In the Notes he gives masses of detail about his itinerary, what they had to eat and how much it cost, the sights he saw, and what he thought of the local people and fellow travellers.  He suffered from  travel sickness, fellow travellers who snored, bureaucratic problems at borders, and his inability to communicate in other languages; he also encountered  beautiful landscapes and amazing sights.  He saw the Eiffel Tower the year it was built!  We leave him excitedly seeing Scutari and the Sea of Marmara, as he jostles in a rickety carriage towards his Constantinople hotel.

Joseph Riley's autobiography or Journal

Joseph Riley’s autobiography or Journal

Joseph Riley came to our attention as the father of Willie Riley, the author of Windyridge and other Yorkshire tales.  Alongside the Notes, Joseph’s Archive includes his autobiography or Journal, written in 1910 at the request of his family.  The Journal sets the 1889 voyage into perspective, explaining why he set out and what happened: it is good to report that the problem was settled.  The Journal gives the impression that his writings about 1889 continued, covering his time in Constantinople and journey home, but, frustratingly, these have not survived.

However, Joseph’s remaining writings offer such an interesting perspective on the Bradford of his time and on his own character.  We find out about his Methodism (the dominant force in his life), which helped him to become literate despite leaving school aged seven, his social and family life, his approach to business and how he, like so many other Bradford entrepeneurs, worked with and depended on contacts worldwide.

21. Death and the Woolsorter: Bradford doctors against anthrax

Bradford’s phenomenal growth and prosperity in the 19th century were founded on the wool industry.  But the industry had a dark side.  Alongside bad working conditions and poverty,  a deadly disease awaited some wool workers.

Death in the Woolpack, 1880s cartoon

Death in the Woolpack, 1880s cartoon ANT 1 p.45

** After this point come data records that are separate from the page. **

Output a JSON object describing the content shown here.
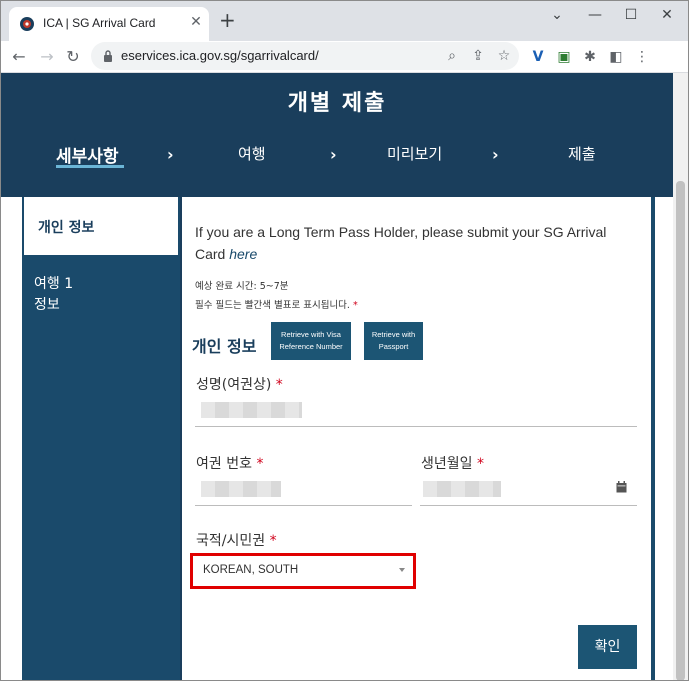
{
  "browser": {
    "tab_title": "ICA | SG Arrival Card",
    "new_tab": "+",
    "url": "eservices.ica.gov.sg/sgarrivalcard/",
    "window_controls": {
      "minimize": "—",
      "maximize": "☐",
      "close": "✕"
    },
    "nav": {
      "back": "←",
      "forward": "→",
      "reload": "↻"
    }
  },
  "header": {
    "title": "개별 제출",
    "steps": [
      {
        "label": "세부사항",
        "active": true
      },
      {
        "label": "여행",
        "active": false
      },
      {
        "label": "미리보기",
        "active": false
      },
      {
        "label": "제출",
        "active": false
      }
    ],
    "chevron": "›"
  },
  "sidebar": {
    "items": [
      {
        "label": "개인 정보",
        "active": true
      },
      {
        "label": "여행 1\n정보",
        "active": false
      }
    ]
  },
  "form": {
    "notice_text": "If you are a Long Term Pass Holder, please submit your SG Arrival Card ",
    "notice_link": "here",
    "estimate": "예상 완료 시간: 5~7분",
    "required_note": "필수 필드는 빨간색 별표로 표시됩니다.",
    "required_mark": "*",
    "section_title": "개인 정보",
    "retrieve_visa": "Retrieve with Visa\nReference Number",
    "retrieve_passport": "Retrieve with\nPassport",
    "fields": {
      "name_label": "성명(여권상)",
      "passport_label": "여권 번호",
      "dob_label": "생년월일",
      "nationality_label": "국적/시민권",
      "nationality_value": "KOREAN, SOUTH"
    },
    "confirm_label": "확인"
  },
  "colors": {
    "header_bg": "#1a3e5c",
    "button_bg": "#1c5574",
    "highlight": "#e00000",
    "required": "#d0021b"
  }
}
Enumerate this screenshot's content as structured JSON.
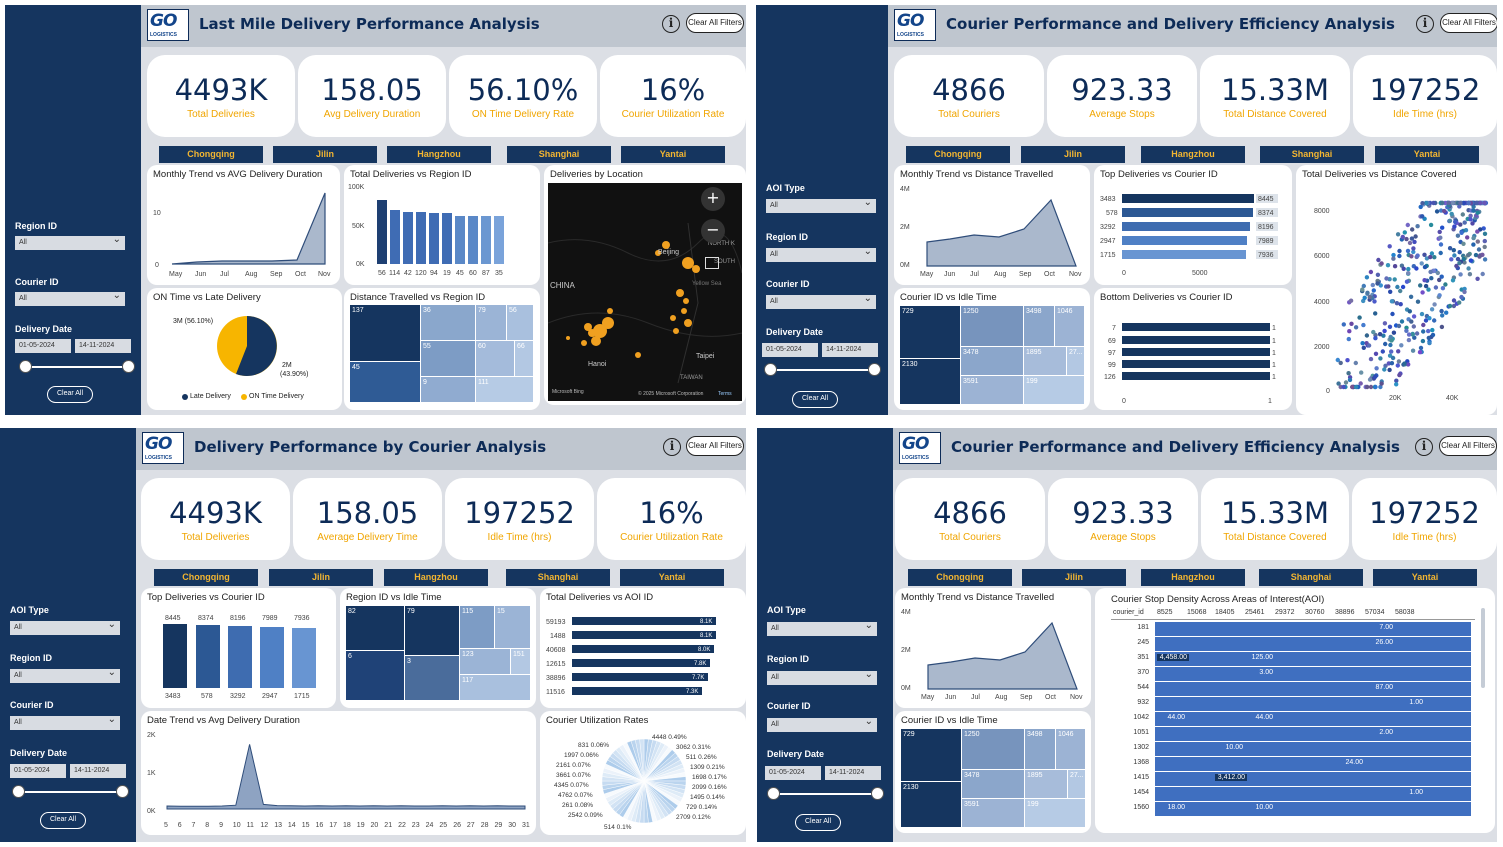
{
  "q1": {
    "title": "Last Mile Delivery Performance Analysis",
    "clear_filters": "Clear All Filters",
    "kpis": [
      {
        "value": "4493K",
        "label": "Total Deliveries"
      },
      {
        "value": "158.05",
        "label": "Avg Delivery Duration"
      },
      {
        "value": "56.10%",
        "label": "ON Time Delivery Rate"
      },
      {
        "value": "16%",
        "label": "Courier Utilization Rate"
      }
    ],
    "cities": [
      "Chongqing",
      "Jilin",
      "Hangzhou",
      "Shanghai",
      "Yantai"
    ],
    "filters": {
      "region_label": "Region ID",
      "region_value": "All",
      "courier_label": "Courier ID",
      "courier_value": "All",
      "date_label": "Delivery Date",
      "date_from": "01-05-2024",
      "date_to": "14-11-2024",
      "clear": "Clear All"
    },
    "monthly_title": "Monthly Trend vs AVG Delivery Duration",
    "region_title": "Total Deliveries vs Region ID",
    "map_title": "Deliveries by Location",
    "ontime_title": "ON Time vs Late Delivery",
    "dist_title": "Distance Travelled vs Region ID",
    "map_labels": {
      "china": "CHINA",
      "beijing": "Beijing",
      "north": "NORTH K",
      "south": "SOUTH",
      "yellow": "Yellow Sea",
      "taipei": "Taipei",
      "taiwan": "TAIWAN",
      "hanoi": "Hanoi",
      "copy": "© 2025 Microsoft Corporation",
      "terms": "Terms",
      "bing": "Microsoft Bing"
    },
    "pie": {
      "late_label": "3M (56.10%)",
      "ontime_label1": "2M",
      "ontime_label2": "(43.90%)",
      "legend_late": "Late Delivery",
      "legend_ontime": "ON Time Delivery"
    },
    "tree": {
      "a": "137",
      "b": "45",
      "c": "36",
      "d": "79",
      "e": "56",
      "f": "55",
      "g": "60",
      "h": "66",
      "i": "9",
      "j": "111"
    }
  },
  "q2": {
    "title": "Courier Performance and Delivery Efficiency Analysis",
    "clear_filters": "Clear All Filters",
    "kpis": [
      {
        "value": "4866",
        "label": "Total Couriers"
      },
      {
        "value": "923.33",
        "label": "Average Stops"
      },
      {
        "value": "15.33M",
        "label": "Total Distance Covered"
      },
      {
        "value": "197252",
        "label": "Idle Time (hrs)"
      }
    ],
    "cities": [
      "Chongqing",
      "Jilin",
      "Hangzhou",
      "Shanghai",
      "Yantai"
    ],
    "filters": {
      "aoi_label": "AOI Type",
      "aoi_value": "All",
      "region_label": "Region ID",
      "region_value": "All",
      "courier_label": "Courier ID",
      "courier_value": "All",
      "date_label": "Delivery Date",
      "date_from": "01-05-2024",
      "date_to": "14-11-2024",
      "clear": "Clear All"
    },
    "monthly_title": "Monthly Trend vs Distance Travelled",
    "top_title": "Top Deliveries vs Courier ID",
    "scatter_title": "Total Deliveries vs Distance Covered",
    "idle_title": "Courier ID vs Idle Time",
    "bottom_title": "Bottom Deliveries vs Courier ID",
    "tree": {
      "a": "729",
      "b": "2130",
      "c": "1250",
      "d": "3498",
      "e": "1046",
      "f": "3478",
      "g": "1895",
      "h": "27...",
      "i": "3591",
      "j": "199"
    }
  },
  "q3": {
    "title": "Delivery Performance by Courier Analysis",
    "clear_filters": "Clear All Filters",
    "kpis": [
      {
        "value": "4493K",
        "label": "Total Deliveries"
      },
      {
        "value": "158.05",
        "label": "Average Delivery Time"
      },
      {
        "value": "197252",
        "label": "Idle Time (hrs)"
      },
      {
        "value": "16%",
        "label": "Courier Utilization Rate"
      }
    ],
    "cities": [
      "Chongqing",
      "Jilin",
      "Hangzhou",
      "Shanghai",
      "Yantai"
    ],
    "filters": {
      "aoi_label": "AOI Type",
      "aoi_value": "All",
      "region_label": "Region ID",
      "region_value": "All",
      "courier_label": "Courier ID",
      "courier_value": "All",
      "date_label": "Delivery Date",
      "date_from": "01-05-2024",
      "date_to": "14-11-2024",
      "clear": "Clear All"
    },
    "top_title": "Top Deliveries vs Courier ID",
    "idle_title": "Region ID vs Idle Time",
    "aoi_title": "Total Deliveries vs AOI ID",
    "date_title": "Date Trend vs Avg Delivery Duration",
    "util_title": "Courier Utilization Rates",
    "tree": {
      "a": "82",
      "b": "6",
      "c": "79",
      "d": "3",
      "e": "115",
      "f": "15",
      "g": "123",
      "h": "151",
      "i": "117"
    },
    "util_labels_left": [
      "831 0.06%",
      "1997 0.06%",
      "2161 0.07%",
      "3661 0.07%",
      "4345 0.07%",
      "4762 0.07%",
      "261 0.08%",
      "2542 0.09%",
      "514 0.1%"
    ],
    "util_labels_right": [
      "4448 0.49%",
      "3062 0.31%",
      "511 0.26%",
      "1309 0.21%",
      "1698 0.17%",
      "2099 0.16%",
      "1495 0.14%",
      "729 0.14%",
      "2709 0.12%"
    ]
  },
  "q4": {
    "title": "Courier Performance and Delivery Efficiency Analysis",
    "clear_filters": "Clear All Filters",
    "kpis": [
      {
        "value": "4866",
        "label": "Total Couriers"
      },
      {
        "value": "923.33",
        "label": "Average Stops"
      },
      {
        "value": "15.33M",
        "label": "Total Distance Covered"
      },
      {
        "value": "197252",
        "label": "Idle Time (hrs)"
      }
    ],
    "cities": [
      "Chongqing",
      "Jilin",
      "Hangzhou",
      "Shanghai",
      "Yantai"
    ],
    "filters": {
      "aoi_label": "AOI Type",
      "aoi_value": "All",
      "region_label": "Region ID",
      "region_value": "All",
      "courier_label": "Courier ID",
      "courier_value": "All",
      "date_label": "Delivery Date",
      "date_from": "01-05-2024",
      "date_to": "14-11-2024",
      "clear": "Clear All"
    },
    "monthly_title": "Monthly Trend vs Distance Travelled",
    "idle_title": "Courier ID vs Idle Time",
    "matrix_title": "Courier Stop Density Across Areas of Interest(AOI)",
    "matrix_cols": [
      "courier_id",
      "8525",
      "15068",
      "18405",
      "25461",
      "29372",
      "30760",
      "38896",
      "57034",
      "58038"
    ],
    "matrix_rows": [
      {
        "id": "181",
        "cells": [
          [
            "7.00",
            8
          ]
        ]
      },
      {
        "id": "245",
        "cells": [
          [
            "26.00",
            8
          ]
        ]
      },
      {
        "id": "351",
        "cells": [
          [
            "4,458.00",
            1
          ],
          [
            "125.00",
            4
          ]
        ]
      },
      {
        "id": "370",
        "cells": [
          [
            "3.00",
            4
          ]
        ]
      },
      {
        "id": "544",
        "cells": [
          [
            "87.00",
            8
          ]
        ]
      },
      {
        "id": "932",
        "cells": [
          [
            "1.00",
            9
          ]
        ]
      },
      {
        "id": "1042",
        "cells": [
          [
            "44.00",
            1
          ],
          [
            "44.00",
            4
          ]
        ]
      },
      {
        "id": "1051",
        "cells": [
          [
            "2.00",
            8
          ]
        ]
      },
      {
        "id": "1302",
        "cells": [
          [
            "10.00",
            3
          ]
        ]
      },
      {
        "id": "1368",
        "cells": [
          [
            "24.00",
            7
          ]
        ]
      },
      {
        "id": "1415",
        "cells": [
          [
            "3,412.00",
            3
          ]
        ]
      },
      {
        "id": "1454",
        "cells": [
          [
            "1.00",
            9
          ]
        ]
      },
      {
        "id": "1560",
        "cells": [
          [
            "18.00",
            1
          ],
          [
            "10.00",
            4
          ]
        ]
      }
    ],
    "tree": {
      "a": "729",
      "b": "2130",
      "c": "1250",
      "d": "3498",
      "e": "1046",
      "f": "3478",
      "g": "1895",
      "h": "27...",
      "i": "3591",
      "j": "199"
    }
  },
  "chart_data": [
    {
      "type": "area",
      "title": "Monthly Trend vs AVG Delivery Duration",
      "categories": [
        "May",
        "Jun",
        "Jul",
        "Aug",
        "Sep",
        "Oct",
        "Nov"
      ],
      "values": [
        0.5,
        0.6,
        0.6,
        0.6,
        0.7,
        0.8,
        13
      ],
      "ylim": [
        0,
        14
      ],
      "yticks": [
        "0",
        "10"
      ]
    },
    {
      "type": "bar",
      "title": "Total Deliveries vs Region ID",
      "categories": [
        "56",
        "114",
        "42",
        "120",
        "94",
        "19",
        "45",
        "60",
        "87",
        "35"
      ],
      "values": [
        88,
        75,
        72,
        72,
        70,
        70,
        66,
        66,
        66,
        66
      ],
      "ylim": [
        0,
        100
      ],
      "yticks": [
        "0K",
        "50K",
        "100K"
      ]
    },
    {
      "type": "pie",
      "title": "ON Time vs Late Delivery",
      "values": [
        56.1,
        43.9
      ],
      "labels": [
        "Late Delivery",
        "ON Time Delivery"
      ]
    },
    {
      "type": "area",
      "title": "Monthly Trend vs Distance Travelled",
      "categories": [
        "May",
        "Jun",
        "Jul",
        "Aug",
        "Sep",
        "Oct",
        "Nov"
      ],
      "values": [
        1.3,
        1.4,
        1.6,
        1.5,
        1.8,
        2.7,
        0
      ],
      "ylim": [
        0,
        4
      ],
      "yticks": [
        "0M",
        "2M",
        "4M"
      ]
    },
    {
      "type": "bar",
      "title": "Top Deliveries vs Courier ID",
      "categories": [
        "3483",
        "578",
        "3292",
        "2947",
        "1715"
      ],
      "values": [
        8445,
        8374,
        8196,
        7989,
        7936
      ],
      "xticks": [
        "0",
        "5000"
      ]
    },
    {
      "type": "bar",
      "title": "Bottom Deliveries vs Courier ID",
      "categories": [
        "7",
        "69",
        "97",
        "99",
        "126"
      ],
      "values": [
        1,
        1,
        1,
        1,
        1
      ],
      "xticks": [
        "0",
        "1"
      ]
    },
    {
      "type": "scatter",
      "title": "Total Deliveries vs Distance Covered",
      "yticks": [
        "0",
        "2000",
        "4000",
        "6000",
        "8000"
      ],
      "xticks": [
        "20K",
        "40K"
      ]
    },
    {
      "type": "bar",
      "title": "Top Deliveries vs Courier ID",
      "categories": [
        "3483",
        "578",
        "3292",
        "2947",
        "1715"
      ],
      "values": [
        8445,
        8374,
        8196,
        7989,
        7936
      ]
    },
    {
      "type": "bar",
      "title": "Total Deliveries vs AOI ID",
      "categories": [
        "59193",
        "1488",
        "40608",
        "12615",
        "38896",
        "11516"
      ],
      "values": [
        8.1,
        8.1,
        8.0,
        7.8,
        7.7,
        7.3
      ],
      "labels": [
        "8.1K",
        "8.1K",
        "8.0K",
        "7.8K",
        "7.7K",
        "7.3K"
      ]
    },
    {
      "type": "line",
      "title": "Date Trend vs Avg Delivery Duration",
      "categories": [
        "5",
        "6",
        "7",
        "8",
        "9",
        "10",
        "11",
        "12",
        "13",
        "14",
        "15",
        "16",
        "17",
        "18",
        "19",
        "20",
        "21",
        "22",
        "23",
        "24",
        "25",
        "26",
        "27",
        "28",
        "29",
        "30",
        "31"
      ],
      "values": [
        80,
        75,
        70,
        75,
        80,
        100,
        1700,
        120,
        90,
        85,
        80,
        85,
        80,
        85,
        80,
        85,
        80,
        85,
        80,
        80,
        85,
        80,
        85,
        80,
        85,
        80,
        80
      ],
      "ylim": [
        0,
        2000
      ],
      "yticks": [
        "0K",
        "1K",
        "2K"
      ]
    }
  ]
}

In Object 3 we learned about the innovative Bradford products based on new wools from overseas such as alpaca and mohair.  These bales of wool were often contaminated with blood or skin and sometimes contained the anthrax bacillus.  Workers quickly made the link between these wools and  “bronchitis, pneumonia, and so-called blood-poisoning of a peculiar deadly nature”.  Those who sorted the bales were most vulnerable to what became known as “woolsorters’ disease”, or “la maladie de Bradford”, though other cases were known e.g. a woman who washed her husband’s contaminated clothes, or a boy who fell asleep on a bale of wool.  Death could result within a day or so, accompanied by terrible pain.

Two Bradford doctors played key roles in researching and removing the disease: Dr J.H. Bell, who established in 1879 that “woolsorters’ disease” was indeed anthrax, and Dr Fritz Eurich.  In his capacity as bacteriologist to the Bradford Anthrax Investigation Board, the latter spent many years of dangerous work growing  and experimenting on the bacillus.  He found a method of killing it by disinfecting fleeces, removing the danger without spoiling the fleece or harming the workers.

This week’s Object comes from The Anthrax Papers, copies of two scrapbooks of press cuttings about the disease in Bradford between 1878 and 1911.  The Papers have added resonance because the originals were collected by the two doctors and used as evidence in their work.  They were also used by Dr Eurich’s eldest daughter, Margaret Bligh, in writing her biography, Dr Eurich of Bradford (also in Special Collections).